[Records from a data source]
···
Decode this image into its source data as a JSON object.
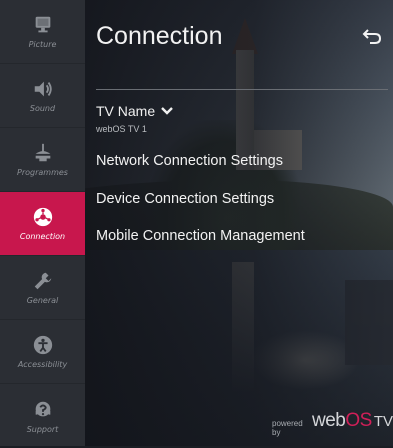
{
  "sidebar": {
    "items": [
      {
        "label": "Picture",
        "icon": "picture-icon",
        "active": false
      },
      {
        "label": "Sound",
        "icon": "sound-icon",
        "active": false
      },
      {
        "label": "Programmes",
        "icon": "programmes-icon",
        "active": false
      },
      {
        "label": "Connection",
        "icon": "connection-icon",
        "active": true
      },
      {
        "label": "General",
        "icon": "wrench-icon",
        "active": false
      },
      {
        "label": "Accessibility",
        "icon": "accessibility-icon",
        "active": false
      },
      {
        "label": "Support",
        "icon": "support-icon",
        "active": false
      }
    ]
  },
  "header": {
    "title": "Connection"
  },
  "tv_name": {
    "label": "TV Name",
    "value": "webOS TV 1"
  },
  "menu": {
    "items": [
      "Network Connection Settings",
      "Device Connection Settings",
      "Mobile Connection Management"
    ]
  },
  "branding": {
    "prefix": "powered by",
    "web": "web",
    "os": "OS",
    "tv": "TV"
  },
  "colors": {
    "accent": "#c8174d",
    "rail_background": "#2b2e34",
    "text_primary": "#f2f2f2"
  }
}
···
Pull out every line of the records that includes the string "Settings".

● Written solution
      "Network Connection Settings",
      "Device Connection Settings",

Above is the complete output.